*** RECORDS SUPPLIED Section Begins ***

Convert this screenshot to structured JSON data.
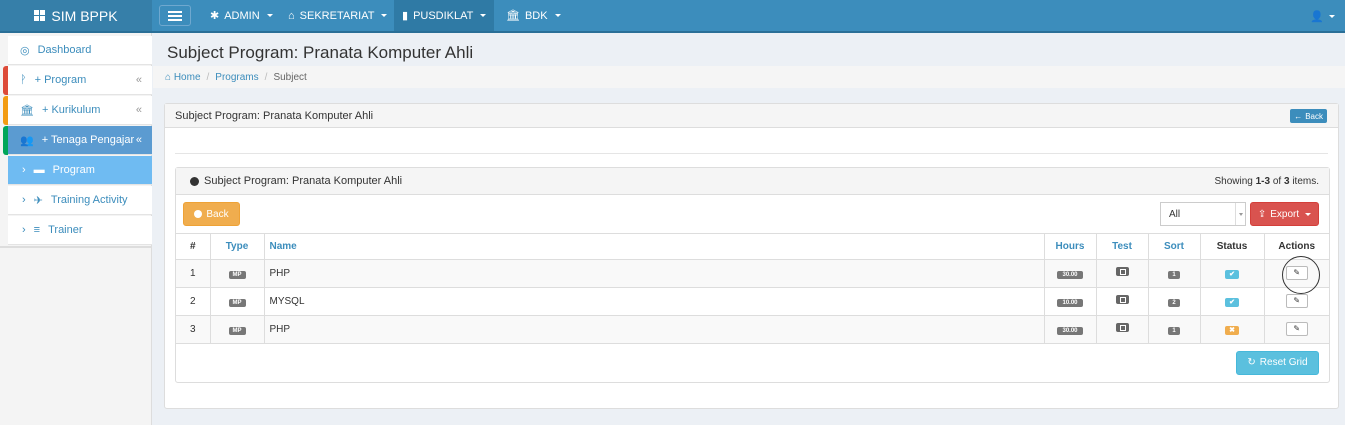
{
  "app": {
    "brand": "SIM BPPK"
  },
  "topnav": {
    "items": [
      {
        "label": "ADMIN",
        "icon": "gear-icon"
      },
      {
        "label": "SEKRETARIAT",
        "icon": "home-icon"
      },
      {
        "label": "PUSDIKLAT",
        "icon": "building-icon",
        "active": true
      },
      {
        "label": "BDK",
        "icon": "bank-icon"
      }
    ]
  },
  "sidebar": {
    "items": [
      {
        "label": "Dashboard",
        "icon": "dashboard-icon"
      },
      {
        "label": "+ Program",
        "icon": "program-icon",
        "marker": "#dd4b39"
      },
      {
        "label": "+ Kurikulum",
        "icon": "bank-icon",
        "marker": "#f39c12"
      },
      {
        "label": "+ Tenaga Pengajar",
        "icon": "users-icon",
        "marker": "#00a65a"
      },
      {
        "label": "Program",
        "icon": "list-icon"
      },
      {
        "label": "Training Activity",
        "icon": "rocket-icon"
      },
      {
        "label": "Trainer",
        "icon": "list-icon"
      }
    ]
  },
  "page": {
    "title": "Subject Program: Pranata Komputer Ahli",
    "breadcrumb": {
      "home": "Home",
      "programs": "Programs",
      "current": "Subject"
    }
  },
  "panel": {
    "title": "Subject Program: Pranata Komputer Ahli",
    "back_small": "Back"
  },
  "grid": {
    "title": "Subject Program: Pranata Komputer Ahli",
    "summary_prefix": "Showing",
    "summary_range": "1-3",
    "summary_of": "of",
    "summary_total": "3",
    "summary_suffix": "items.",
    "back_label": "Back",
    "filter_value": "All",
    "export_label": "Export",
    "reset_label": "Reset Grid",
    "columns": {
      "num": "#",
      "type": "Type",
      "name": "Name",
      "hours": "Hours",
      "test": "Test",
      "sort": "Sort",
      "status": "Status",
      "actions": "Actions"
    },
    "rows": [
      {
        "num": "1",
        "type": "MP",
        "name": "PHP",
        "hours": "30.00",
        "sort": "1",
        "status": "active"
      },
      {
        "num": "2",
        "type": "MP",
        "name": "MYSQL",
        "hours": "10.00",
        "sort": "2",
        "status": "active"
      },
      {
        "num": "3",
        "type": "MP",
        "name": "PHP",
        "hours": "30.00",
        "sort": "1",
        "status": "inactive"
      }
    ]
  },
  "colors": {
    "navbar": "#3c8dbc",
    "warning": "#f0ad4e",
    "danger": "#d9534f",
    "info": "#5bc0de"
  }
}
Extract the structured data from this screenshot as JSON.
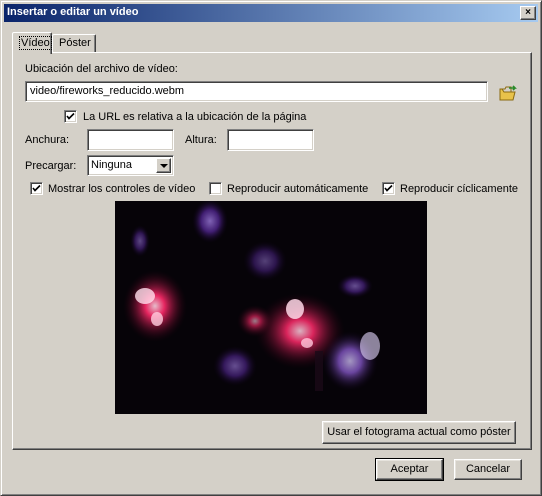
{
  "window": {
    "title": "Insertar o editar un vídeo",
    "close_glyph": "×"
  },
  "tabs": [
    {
      "label": "Vídeo"
    },
    {
      "label": "Póster"
    }
  ],
  "source": {
    "label": "Ubicación del archivo de vídeo:",
    "value": "video/fireworks_reducido.webm",
    "browse_icon": "folder-open-icon"
  },
  "relative_url": {
    "label": "La URL es relativa a la ubicación de la página",
    "checked": true
  },
  "size": {
    "width_label": "Anchura:",
    "width_value": "",
    "height_label": "Altura:",
    "height_value": ""
  },
  "preload": {
    "label": "Precargar:",
    "value": "Ninguna"
  },
  "options": [
    {
      "label": "Mostrar los controles de vídeo",
      "checked": true
    },
    {
      "label": "Reproducir automáticamente",
      "checked": false
    },
    {
      "label": "Reproducir cíclicamente",
      "checked": true
    }
  ],
  "poster_button": "Usar el fotograma actual como póster",
  "footer": {
    "accept": "Aceptar",
    "cancel": "Cancelar"
  },
  "colors": {
    "titlebar_start": "#0a246a",
    "titlebar_end": "#a6caf0",
    "face": "#d4d0c8"
  }
}
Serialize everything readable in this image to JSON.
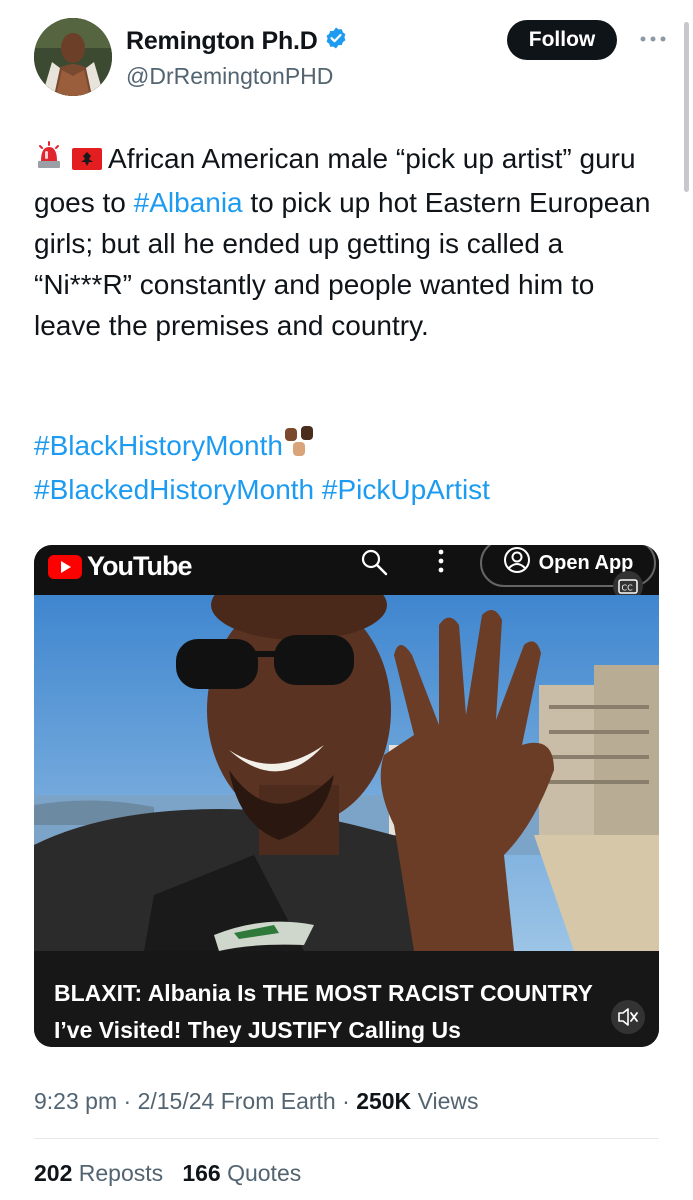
{
  "user": {
    "display_name": "Remington Ph.D",
    "handle": "@DrRemingtonPHD",
    "verified": true
  },
  "header": {
    "follow_label": "Follow",
    "more_icon": "more-horizontal-icon"
  },
  "tweet": {
    "line_prefix_emojis": [
      "police-light-emoji",
      "albania-flag-emoji"
    ],
    "text_before_link": "African American male “pick up artist” guru goes to ",
    "link_albania": "#Albania",
    "text_after_link": " to pick up hot Eastern European girls; but all he ended up getting is called a “Ni***R” constantly and people wanted him to leave the premises and country.",
    "hashtag_1": "#BlackHistoryMonth",
    "hashtag_1_emoji": "raised-fists-emoji",
    "hashtag_2": "#BlackedHistoryMonth",
    "hashtag_3": "#PickUpArtist"
  },
  "media": {
    "brand": "YouTube",
    "open_app_label": "Open App",
    "caption_line1": "BLAXIT: Albania Is THE MOST RACIST COUNTRY",
    "caption_line2": "I’ve Visited! They JUSTIFY Calling Us"
  },
  "meta": {
    "time": "9:23 pm",
    "date": "2/15/24",
    "location": "From Earth",
    "views_count": "250K",
    "views_label": "Views"
  },
  "stats": {
    "reposts_count": "202",
    "reposts_label": "Reposts",
    "quotes_count": "166",
    "quotes_label": "Quotes"
  },
  "colors": {
    "link": "#1d9bf0",
    "verified": "#1d9bf0",
    "muted": "#536471",
    "follow_bg": "#0f1419"
  }
}
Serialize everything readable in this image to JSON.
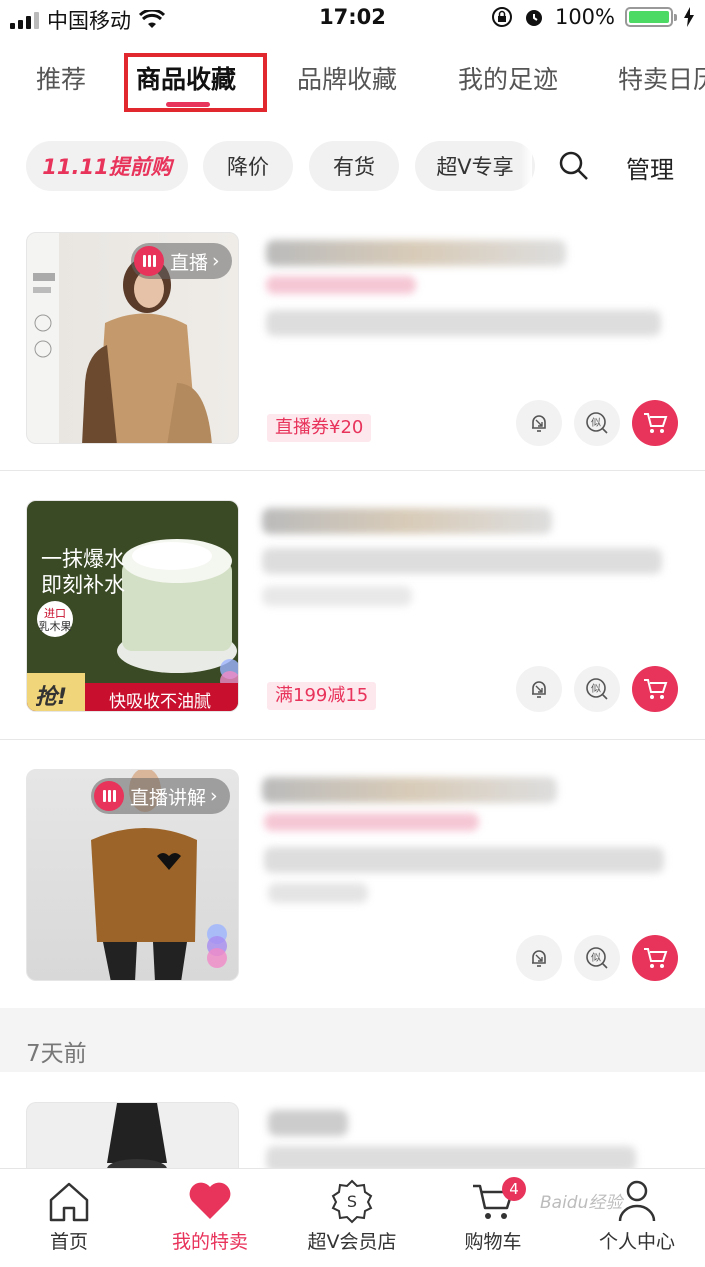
{
  "status_bar": {
    "carrier": "中国移动",
    "time": "17:02",
    "battery": "100%"
  },
  "top_tabs": [
    {
      "label": "推荐"
    },
    {
      "label": "商品收藏"
    },
    {
      "label": "品牌收藏"
    },
    {
      "label": "我的足迹"
    },
    {
      "label": "特卖日历"
    }
  ],
  "filters": {
    "promo": "11.11提前购",
    "price_drop": "降价",
    "in_stock": "有货",
    "super_v": "超V专享",
    "manage": "管理"
  },
  "products": [
    {
      "live_label": "直播",
      "coupon": "直播券¥20"
    },
    {
      "promo_text_1": "一抹爆水",
      "promo_text_2": "即刻补水",
      "tag_line1": "进口",
      "tag_line2": "乳木果",
      "grab": "抢!",
      "slogan": "快吸收不油腻",
      "coupon": "满199减15"
    },
    {
      "live_label": "直播讲解"
    }
  ],
  "section_header": "7天前",
  "bottom_nav": [
    {
      "label": "首页"
    },
    {
      "label": "我的特卖"
    },
    {
      "label": "超V会员店"
    },
    {
      "label": "购物车",
      "badge": "4"
    },
    {
      "label": "个人中心"
    }
  ],
  "watermark": "Baidu经验",
  "colors": {
    "accent": "#e8335b",
    "highlight_box": "#e0282e"
  }
}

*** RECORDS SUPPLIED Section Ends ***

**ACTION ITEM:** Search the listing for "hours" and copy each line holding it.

**FINISHED TASK:**
      "hours": "Hours",
        "hours": "30.00",
        "hours": "10.00",
        "hours": "30.00",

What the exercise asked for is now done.